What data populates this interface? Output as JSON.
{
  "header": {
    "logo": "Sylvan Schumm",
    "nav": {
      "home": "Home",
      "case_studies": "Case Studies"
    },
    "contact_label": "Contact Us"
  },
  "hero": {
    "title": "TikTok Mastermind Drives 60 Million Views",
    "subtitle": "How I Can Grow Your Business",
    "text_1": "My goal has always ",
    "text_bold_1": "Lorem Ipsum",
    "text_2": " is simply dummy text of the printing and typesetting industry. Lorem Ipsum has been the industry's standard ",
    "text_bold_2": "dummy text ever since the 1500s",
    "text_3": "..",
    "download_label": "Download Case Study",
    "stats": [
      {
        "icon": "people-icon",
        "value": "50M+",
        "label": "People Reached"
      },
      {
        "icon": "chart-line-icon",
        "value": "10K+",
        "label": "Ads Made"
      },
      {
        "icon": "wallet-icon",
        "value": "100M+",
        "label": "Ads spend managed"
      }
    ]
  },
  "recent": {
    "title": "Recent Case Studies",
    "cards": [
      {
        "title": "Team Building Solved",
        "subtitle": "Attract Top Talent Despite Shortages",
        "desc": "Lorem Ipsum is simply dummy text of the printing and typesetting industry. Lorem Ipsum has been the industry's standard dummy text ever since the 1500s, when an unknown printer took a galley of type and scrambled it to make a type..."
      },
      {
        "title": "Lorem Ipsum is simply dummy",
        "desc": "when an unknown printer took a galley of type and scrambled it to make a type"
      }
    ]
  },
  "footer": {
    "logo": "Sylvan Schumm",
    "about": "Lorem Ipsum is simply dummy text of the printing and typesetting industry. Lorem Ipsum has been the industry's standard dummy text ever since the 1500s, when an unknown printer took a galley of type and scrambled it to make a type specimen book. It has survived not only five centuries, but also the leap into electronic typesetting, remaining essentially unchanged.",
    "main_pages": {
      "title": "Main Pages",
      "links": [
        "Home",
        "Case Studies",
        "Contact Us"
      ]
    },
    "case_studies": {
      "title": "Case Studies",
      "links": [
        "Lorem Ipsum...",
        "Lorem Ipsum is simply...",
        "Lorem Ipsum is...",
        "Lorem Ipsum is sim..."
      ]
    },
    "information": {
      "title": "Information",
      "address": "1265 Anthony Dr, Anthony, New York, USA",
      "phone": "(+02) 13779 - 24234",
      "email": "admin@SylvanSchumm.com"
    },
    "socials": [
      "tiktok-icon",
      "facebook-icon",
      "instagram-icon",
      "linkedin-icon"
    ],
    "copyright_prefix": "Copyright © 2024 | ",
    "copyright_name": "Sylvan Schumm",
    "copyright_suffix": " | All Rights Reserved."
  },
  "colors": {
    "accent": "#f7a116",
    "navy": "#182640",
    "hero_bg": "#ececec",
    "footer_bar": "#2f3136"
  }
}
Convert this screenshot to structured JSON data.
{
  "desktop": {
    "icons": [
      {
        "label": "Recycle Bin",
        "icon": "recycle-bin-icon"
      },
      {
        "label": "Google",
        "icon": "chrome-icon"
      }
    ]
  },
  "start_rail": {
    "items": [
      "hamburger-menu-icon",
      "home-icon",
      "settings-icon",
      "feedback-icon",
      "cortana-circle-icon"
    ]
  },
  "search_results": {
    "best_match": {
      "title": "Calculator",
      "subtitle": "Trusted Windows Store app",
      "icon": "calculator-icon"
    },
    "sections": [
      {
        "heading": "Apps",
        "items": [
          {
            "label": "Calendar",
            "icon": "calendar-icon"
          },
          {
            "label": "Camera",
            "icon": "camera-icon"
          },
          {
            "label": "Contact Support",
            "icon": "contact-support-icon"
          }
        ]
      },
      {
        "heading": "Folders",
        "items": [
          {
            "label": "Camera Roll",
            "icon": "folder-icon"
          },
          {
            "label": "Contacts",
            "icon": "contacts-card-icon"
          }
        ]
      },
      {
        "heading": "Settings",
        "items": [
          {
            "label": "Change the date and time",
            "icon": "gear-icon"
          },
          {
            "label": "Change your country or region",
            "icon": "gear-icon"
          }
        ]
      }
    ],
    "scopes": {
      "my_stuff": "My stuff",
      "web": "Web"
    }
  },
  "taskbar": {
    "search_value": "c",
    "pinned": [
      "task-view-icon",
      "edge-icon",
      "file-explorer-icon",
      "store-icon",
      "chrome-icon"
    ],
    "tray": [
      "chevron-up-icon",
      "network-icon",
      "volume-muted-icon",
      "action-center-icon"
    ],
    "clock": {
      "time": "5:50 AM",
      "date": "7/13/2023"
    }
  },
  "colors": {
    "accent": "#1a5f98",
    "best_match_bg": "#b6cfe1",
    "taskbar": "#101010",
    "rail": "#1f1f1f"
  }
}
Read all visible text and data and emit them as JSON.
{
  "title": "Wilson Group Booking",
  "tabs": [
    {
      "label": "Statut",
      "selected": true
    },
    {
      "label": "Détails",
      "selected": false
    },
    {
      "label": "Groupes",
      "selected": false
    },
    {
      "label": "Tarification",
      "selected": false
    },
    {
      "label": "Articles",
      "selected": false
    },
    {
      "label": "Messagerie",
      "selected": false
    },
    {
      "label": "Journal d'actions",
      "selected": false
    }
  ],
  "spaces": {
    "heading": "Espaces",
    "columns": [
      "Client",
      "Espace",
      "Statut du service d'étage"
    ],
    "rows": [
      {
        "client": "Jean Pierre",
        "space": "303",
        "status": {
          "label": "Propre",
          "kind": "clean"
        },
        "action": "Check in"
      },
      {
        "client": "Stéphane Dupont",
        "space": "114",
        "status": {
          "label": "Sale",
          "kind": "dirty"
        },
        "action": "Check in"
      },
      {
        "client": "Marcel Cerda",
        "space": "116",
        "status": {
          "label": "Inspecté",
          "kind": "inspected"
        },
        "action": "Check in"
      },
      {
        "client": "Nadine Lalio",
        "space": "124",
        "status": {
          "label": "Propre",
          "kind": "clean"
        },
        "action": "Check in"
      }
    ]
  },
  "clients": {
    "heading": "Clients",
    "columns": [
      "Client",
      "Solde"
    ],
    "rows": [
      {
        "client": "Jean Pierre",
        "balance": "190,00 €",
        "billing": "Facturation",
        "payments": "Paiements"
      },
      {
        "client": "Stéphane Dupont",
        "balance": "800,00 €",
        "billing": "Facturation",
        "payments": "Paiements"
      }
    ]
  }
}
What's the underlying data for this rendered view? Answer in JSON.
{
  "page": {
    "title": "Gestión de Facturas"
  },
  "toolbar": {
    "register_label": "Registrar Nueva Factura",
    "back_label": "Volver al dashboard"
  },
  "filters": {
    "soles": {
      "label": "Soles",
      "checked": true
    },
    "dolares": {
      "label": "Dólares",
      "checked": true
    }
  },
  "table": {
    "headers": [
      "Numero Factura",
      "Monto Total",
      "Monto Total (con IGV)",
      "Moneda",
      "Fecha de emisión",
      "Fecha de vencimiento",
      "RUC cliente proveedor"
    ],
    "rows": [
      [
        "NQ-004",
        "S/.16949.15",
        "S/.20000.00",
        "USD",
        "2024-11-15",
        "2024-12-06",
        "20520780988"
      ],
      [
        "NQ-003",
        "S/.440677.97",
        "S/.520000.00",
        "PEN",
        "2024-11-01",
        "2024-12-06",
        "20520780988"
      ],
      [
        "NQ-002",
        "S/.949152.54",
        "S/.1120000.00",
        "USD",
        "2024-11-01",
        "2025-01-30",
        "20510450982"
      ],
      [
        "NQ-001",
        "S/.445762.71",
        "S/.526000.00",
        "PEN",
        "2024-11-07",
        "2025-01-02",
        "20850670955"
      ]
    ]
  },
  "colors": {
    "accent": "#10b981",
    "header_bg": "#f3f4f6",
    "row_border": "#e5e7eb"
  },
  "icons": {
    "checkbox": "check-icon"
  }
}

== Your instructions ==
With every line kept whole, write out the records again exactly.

== Your solution ==
What data populates this interface? Output as JSON.
{
  "header": {
    "logo": "Sylvan Schumm",
    "nav": {
      "home": "Home",
      "case_studies": "Case Studies"
    },
    "contact_label": "Contact Us"
  },
  "hero": {
    "title": "TikTok Mastermind Drives 60 Million Views",
    "subtitle": "How I Can Grow Your Business",
    "text_1": "My goal has always ",
    "text_bold_1": "Lorem Ipsum",
    "text_2": " is simply dummy text of the printing and typesetting industry. Lorem Ipsum has been the industry's standard ",
    "text_bold_2": "dummy text ever since the 1500s",
    "text_3": "..",
    "download_label": "Download Case Study",
    "stats": [
      {
        "icon": "people-icon",
        "value": "50M+",
        "label": "People Reached"
      },
      {
        "icon": "chart-line-icon",
        "value": "10K+",
        "label": "Ads Made"
      },
      {
        "icon": "wallet-icon",
        "value": "100M+",
        "label": "Ads spend managed"
      }
    ]
  },
  "recent": {
    "title": "Recent Case Studies",
    "cards": [
      {
        "title": "Team Building Solved",
        "subtitle": "Attract Top Talent Despite Shortages",
        "desc": "Lorem Ipsum is simply dummy text of the printing and typesetting industry. Lorem Ipsum has been the industry's standard dummy text ever since the 1500s, when an unknown printer took a galley of type and scrambled it to make a type..."
      },
      {
        "title": "Lorem Ipsum is simply dummy",
        "desc": "when an unknown printer took a galley of type and scrambled it to make a type"
      }
    ]
  },
  "footer": {
    "logo": "Sylvan Schumm",
    "about": "Lorem Ipsum is simply dummy text of the printing and typesetting industry. Lorem Ipsum has been the industry's standard dummy text ever since the 1500s, when an unknown printer took a galley of type and scrambled it to make a type specimen book. It has survived not only five centuries, but also the leap into electronic typesetting, remaining essentially unchanged.",
    "main_pages": {
      "title": "Main Pages",
      "links": [
        "Home",
        "Case Studies",
        "Contact Us"
      ]
    },
    "case_studies": {
      "title": "Case Studies",
      "links": [
        "Lorem Ipsum...",
        "Lorem Ipsum is simply...",
        "Lorem Ipsum is...",
        "Lorem Ipsum is sim..."
      ]
    },
    "information": {
      "title": "Information",
      "address": "1265 Anthony Dr, Anthony, New York, USA",
      "phone": "(+02) 13779 - 24234",
      "email": "admin@SylvanSchumm.com"
    },
    "socials": [
      "tiktok-icon",
      "facebook-icon",
      "instagram-icon",
      "linkedin-icon"
    ],
    "copyright_prefix": "Copyright © 2024 | ",
    "copyright_name": "Sylvan Schumm",
    "copyright_suffix": " | All Rights Reserved."
  },
  "colors": {
    "accent": "#f7a116",
    "navy": "#182640",
    "hero_bg": "#ececec",
    "footer_bar": "#2f3136"
  }
}
Convert this screenshot to structured JSON data.
{
  "desktop": {
    "icons": [
      {
        "label": "Recycle Bin",
        "icon": "recycle-bin-icon"
      },
      {
        "label": "Google",
        "icon": "chrome-icon"
      }
    ]
  },
  "start_rail": {
    "items": [
      "hamburger-menu-icon",
      "home-icon",
      "settings-icon",
      "feedback-icon",
      "cortana-circle-icon"
    ]
  },
  "search_results": {
    "best_match": {
      "title": "Calculator",
      "subtitle": "Trusted Windows Store app",
      "icon": "calculator-icon"
    },
    "sections": [
      {
        "heading": "Apps",
        "items": [
          {
            "label": "Calendar",
            "icon": "calendar-icon"
          },
          {
            "label": "Camera",
            "icon": "camera-icon"
          },
          {
            "label": "Contact Support",
            "icon": "contact-support-icon"
          }
        ]
      },
      {
        "heading": "Folders",
        "items": [
          {
            "label": "Camera Roll",
            "icon": "folder-icon"
          },
          {
            "label": "Contacts",
            "icon": "contacts-card-icon"
          }
        ]
      },
      {
        "heading": "Settings",
        "items": [
          {
            "label": "Change the date and time",
            "icon": "gear-icon"
          },
          {
            "label": "Change your country or region",
            "icon": "gear-icon"
          }
        ]
      }
    ],
    "scopes": {
      "my_stuff": "My stuff",
      "web": "Web"
    }
  },
  "taskbar": {
    "search_value": "c",
    "pinned": [
      "task-view-icon",
      "edge-icon",
      "file-explorer-icon",
      "store-icon",
      "chrome-icon"
    ],
    "tray": [
      "chevron-up-icon",
      "network-icon",
      "volume-muted-icon",
      "action-center-icon"
    ],
    "clock": {
      "time": "5:50 AM",
      "date": "7/13/2023"
    }
  },
  "colors": {
    "accent": "#1a5f98",
    "best_match_bg": "#b6cfe1",
    "taskbar": "#101010",
    "rail": "#1f1f1f"
  }
}
Read all visible text and data and emit them as JSON.
{
  "title": "Wilson Group Booking",
  "tabs": [
    {
      "label": "Statut",
      "selected": true
    },
    {
      "label": "Détails",
      "selected": false
    },
    {
      "label": "Groupes",
      "selected": false
    },
    {
      "label": "Tarification",
      "selected": false
    },
    {
      "label": "Articles",
      "selected": false
    },
    {
      "label": "Messagerie",
      "selected": false
    },
    {
      "label": "Journal d'actions",
      "selected": false
    }
  ],
  "spaces": {
    "heading": "Espaces",
    "columns": [
      "Client",
      "Espace",
      "Statut du service d'étage"
    ],
    "rows": [
      {
        "client": "Jean Pierre",
        "space": "303",
        "status": {
          "label": "Propre",
          "kind": "clean"
        },
        "action": "Check in"
      },
      {
        "client": "Stéphane Dupont",
        "space": "114",
        "status": {
          "label": "Sale",
          "kind": "dirty"
        },
        "action": "Check in"
      },
      {
        "client": "Marcel Cerda",
        "space": "116",
        "status": {
          "label": "Inspecté",
          "kind": "inspected"
        },
        "action": "Check in"
      },
      {
        "client": "Nadine Lalio",
        "space": "124",
        "status": {
          "label": "Propre",
          "kind": "clean"
        },
        "action": "Check in"
      }
    ]
  },
  "clients": {
    "heading": "Clients",
    "columns": [
      "Client",
      "Solde"
    ],
    "rows": [
      {
        "client": "Jean Pierre",
        "balance": "190,00 €",
        "billing": "Facturation",
        "payments": "Paiements"
      },
      {
        "client": "Stéphane Dupont",
        "balance": "800,00 €",
        "billing": "Facturation",
        "payments": "Paiements"
      }
    ]
  }
}
What's the underlying data for this rendered view? Answer in JSON.
{
  "page": {
    "title": "Gestión de Facturas"
  },
  "toolbar": {
    "register_label": "Registrar Nueva Factura",
    "back_label": "Volver al dashboard"
  },
  "filters": {
    "soles": {
      "label": "Soles",
      "checked": true
    },
    "dolares": {
      "label": "Dólares",
      "checked": true
    }
  },
  "table": {
    "headers": [
      "Numero Factura",
      "Monto Total",
      "Monto Total (con IGV)",
      "Moneda",
      "Fecha de emisión",
      "Fecha de vencimiento",
      "RUC cliente proveedor"
    ],
    "rows": [
      [
        "NQ-004",
        "S/.16949.15",
        "S/.20000.00",
        "USD",
        "2024-11-15",
        "2024-12-06",
        "20520780988"
      ],
      [
        "NQ-003",
        "S/.440677.97",
        "S/.520000.00",
        "PEN",
        "2024-11-01",
        "2024-12-06",
        "20520780988"
      ],
      [
        "NQ-002",
        "S/.949152.54",
        "S/.1120000.00",
        "USD",
        "2024-11-01",
        "2025-01-30",
        "20510450982"
      ],
      [
        "NQ-001",
        "S/.445762.71",
        "S/.526000.00",
        "PEN",
        "2024-11-07",
        "2025-01-02",
        "20850670955"
      ]
    ]
  },
  "colors": {
    "accent": "#10b981",
    "header_bg": "#f3f4f6",
    "row_border": "#e5e7eb"
  },
  "icons": {
    "checkbox": "check-icon"
  }
}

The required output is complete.